US2754871 *Sep 4, 1952Jul 17, 1956Albert StollSelf-locking nut having a radially deformed thread portion and method for the production of the same
US3311147 *May 20, 1966Mar 28, 1967Standard Pressed Steel CoPreloaded nut
US3431959 *Mar 20, 1967Mar 11, 1969Towne Robinson Fastener CoLocknuts
US3456704 *Nov 13, 1967Jul 22, 1969Screw & Bolt Corp Of AmericaPrevailing torque locknut
US3457979 *Jan 29, 1968Jul 29, 1969Heli Coil CorpPrevailing torque locknut
GB823644A * Title not available
Referenced by
Citing PatentFiling datePublication dateApplicantTitle
US4132080 *Nov 7, 1977Jan 2, 1979Stratabolt CorporationResin anchored rock or mine roof bolt anchor mechanism
US4549269 *Dec 5, 1983Oct 22, 1985Stelco, Inc.Methods and apparatus for making prevailing torque nuts
US5127782 *Jun 25, 1991Jul 7, 1992Shur-Lok CorporationSelf-locking, castellated locknut
US5452974 *Mar 4, 1993Sep 26, 1995Air Industries CorporationDeformable locking fastener system and method of use
US5692419 *Jun 7, 1995Dec 2, 1997Air Industries CorporationDeformable locking fastener system and method of use
US6635059Jul 12, 2001Oct 21, 2003Bernard L. RandallCannulated locking screw system especially for transiliac implant
US6916248 *Jan 31, 2002Jul 12, 2005Ps Technology, Inc.Flexible coupling
US8016533 *Jun 20, 2005Sep 13, 2011Acument Intellectual Properties LlcLock nut with low on/high off torque control

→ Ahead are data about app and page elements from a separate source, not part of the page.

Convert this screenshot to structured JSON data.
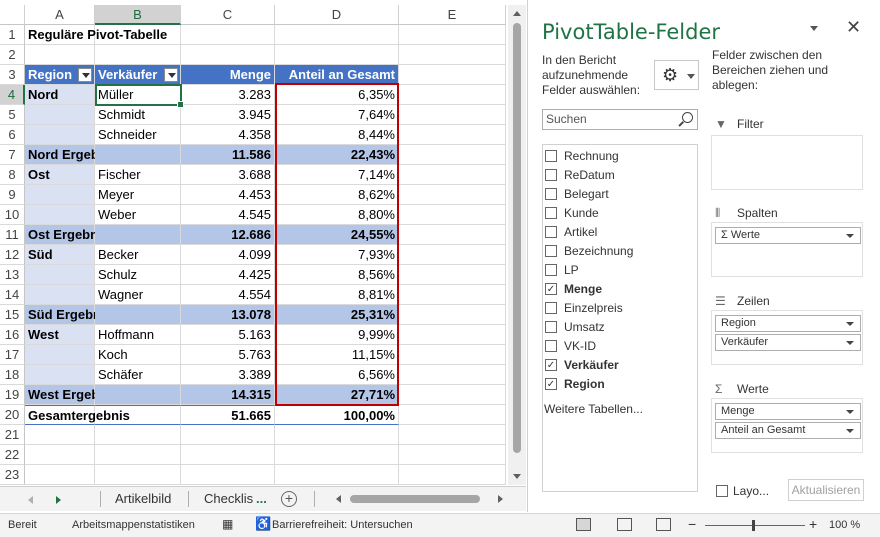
{
  "columns": [
    "A",
    "B",
    "C",
    "D",
    "E"
  ],
  "rows": [
    {
      "n": "1",
      "type": "title",
      "a": "Reguläre Pivot-Tabelle",
      "b": "",
      "c": "",
      "d": ""
    },
    {
      "n": "2",
      "type": "empty",
      "a": "",
      "b": "",
      "c": "",
      "d": ""
    },
    {
      "n": "3",
      "type": "header",
      "a": "Region",
      "b": "Verkäufer",
      "c": "Menge",
      "d": "Anteil an Gesamt"
    },
    {
      "n": "4",
      "type": "data",
      "a": "Nord",
      "b": "Müller",
      "c": "3.283",
      "d": "6,35%"
    },
    {
      "n": "5",
      "type": "data",
      "a": "",
      "b": "Schmidt",
      "c": "3.945",
      "d": "7,64%"
    },
    {
      "n": "6",
      "type": "data",
      "a": "",
      "b": "Schneider",
      "c": "4.358",
      "d": "8,44%"
    },
    {
      "n": "7",
      "type": "sub",
      "a": "Nord Ergebnis",
      "b": "",
      "c": "11.586",
      "d": "22,43%"
    },
    {
      "n": "8",
      "type": "data",
      "a": "Ost",
      "b": "Fischer",
      "c": "3.688",
      "d": "7,14%"
    },
    {
      "n": "9",
      "type": "data",
      "a": "",
      "b": "Meyer",
      "c": "4.453",
      "d": "8,62%"
    },
    {
      "n": "10",
      "type": "data",
      "a": "",
      "b": "Weber",
      "c": "4.545",
      "d": "8,80%"
    },
    {
      "n": "11",
      "type": "sub",
      "a": "Ost Ergebnis",
      "b": "",
      "c": "12.686",
      "d": "24,55%"
    },
    {
      "n": "12",
      "type": "data",
      "a": "Süd",
      "b": "Becker",
      "c": "4.099",
      "d": "7,93%"
    },
    {
      "n": "13",
      "type": "data",
      "a": "",
      "b": "Schulz",
      "c": "4.425",
      "d": "8,56%"
    },
    {
      "n": "14",
      "type": "data",
      "a": "",
      "b": "Wagner",
      "c": "4.554",
      "d": "8,81%"
    },
    {
      "n": "15",
      "type": "sub",
      "a": "Süd Ergebnis",
      "b": "",
      "c": "13.078",
      "d": "25,31%"
    },
    {
      "n": "16",
      "type": "data",
      "a": "West",
      "b": "Hoffmann",
      "c": "5.163",
      "d": "9,99%"
    },
    {
      "n": "17",
      "type": "data",
      "a": "",
      "b": "Koch",
      "c": "5.763",
      "d": "11,15%"
    },
    {
      "n": "18",
      "type": "data",
      "a": "",
      "b": "Schäfer",
      "c": "3.389",
      "d": "6,56%"
    },
    {
      "n": "19",
      "type": "sub",
      "a": "West Ergebnis",
      "b": "",
      "c": "14.315",
      "d": "27,71%"
    },
    {
      "n": "20",
      "type": "total",
      "a": "Gesamtergebnis",
      "b": "",
      "c": "51.665",
      "d": "100,00%"
    },
    {
      "n": "21",
      "type": "empty",
      "a": "",
      "b": "",
      "c": "",
      "d": ""
    },
    {
      "n": "22",
      "type": "empty",
      "a": "",
      "b": "",
      "c": "",
      "d": ""
    },
    {
      "n": "23",
      "type": "empty",
      "a": "",
      "b": "",
      "c": "",
      "d": ""
    }
  ],
  "sheet_tabs": {
    "tab1": "Artikelbild",
    "tab2": "Checklis",
    "more": "..."
  },
  "status": {
    "ready": "Bereit",
    "stats": "Arbeitsmappenstatistiken",
    "accessibility": "Barrierefreiheit: Untersuchen",
    "zoom_minus": "−",
    "zoom_plus": "+",
    "zoom": "100 %"
  },
  "pivot_panel": {
    "title": "PivotTable-Felder",
    "close": "✕",
    "choose_label": "In den Bericht aufzunehmende Felder auswählen:",
    "drag_label": "Felder zwischen den Bereichen ziehen und ablegen:",
    "search_placeholder": "Suchen",
    "fields": [
      {
        "label": "Rechnung",
        "checked": false
      },
      {
        "label": "ReDatum",
        "checked": false
      },
      {
        "label": "Belegart",
        "checked": false
      },
      {
        "label": "Kunde",
        "checked": false
      },
      {
        "label": "Artikel",
        "checked": false
      },
      {
        "label": "Bezeichnung",
        "checked": false
      },
      {
        "label": "LP",
        "checked": false
      },
      {
        "label": "Menge",
        "checked": true
      },
      {
        "label": "Einzelpreis",
        "checked": false
      },
      {
        "label": "Umsatz",
        "checked": false
      },
      {
        "label": "VK-ID",
        "checked": false
      },
      {
        "label": "Verkäufer",
        "checked": true
      },
      {
        "label": "Region",
        "checked": true
      }
    ],
    "more_tables": "Weitere Tabellen...",
    "areas": {
      "filter": {
        "label": "Filter",
        "items": []
      },
      "columns": {
        "label": "Spalten",
        "items": [
          "Werte"
        ]
      },
      "rows": {
        "label": "Zeilen",
        "items": [
          "Region",
          "Verkäufer"
        ]
      },
      "values": {
        "label": "Werte",
        "items": [
          "Menge",
          "Anteil an Gesamt"
        ]
      }
    },
    "defer_label": "Layo...",
    "update_button": "Aktualisieren"
  },
  "icons": {
    "gear": "gear-icon",
    "search": "search-icon",
    "filter": "filter-icon",
    "columns": "columns-icon",
    "rows": "rows-icon",
    "values": "sigma-icon"
  }
}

US9401578May 12, 2015Jul 26, 2016Dubuis Et CieDevice for fixing an electrical connection terminal to a support
US20050286989 *Jun 20, 2005Dec 29, 2005Randy AckleyLock nut with low on/high off torque control
WO2002067759A2 *Jan 2, 2002Sep 6, 2002Randall Bernard LCannulated locking screw system especially for transiliac implant
WO2002067759A3 *Jan 2, 2002Sep 25, 2003Berton R MoedCannulated locking screw system especially for transiliac implant
Classifications
U.S. Classification411/277, 411/937.1
International ClassificationF16B39/00, F16B39/30, F16B39/284
Cooperative ClassificationF16B39/284, F16B39/30
European ClassificationF16B39/30, F16B39/284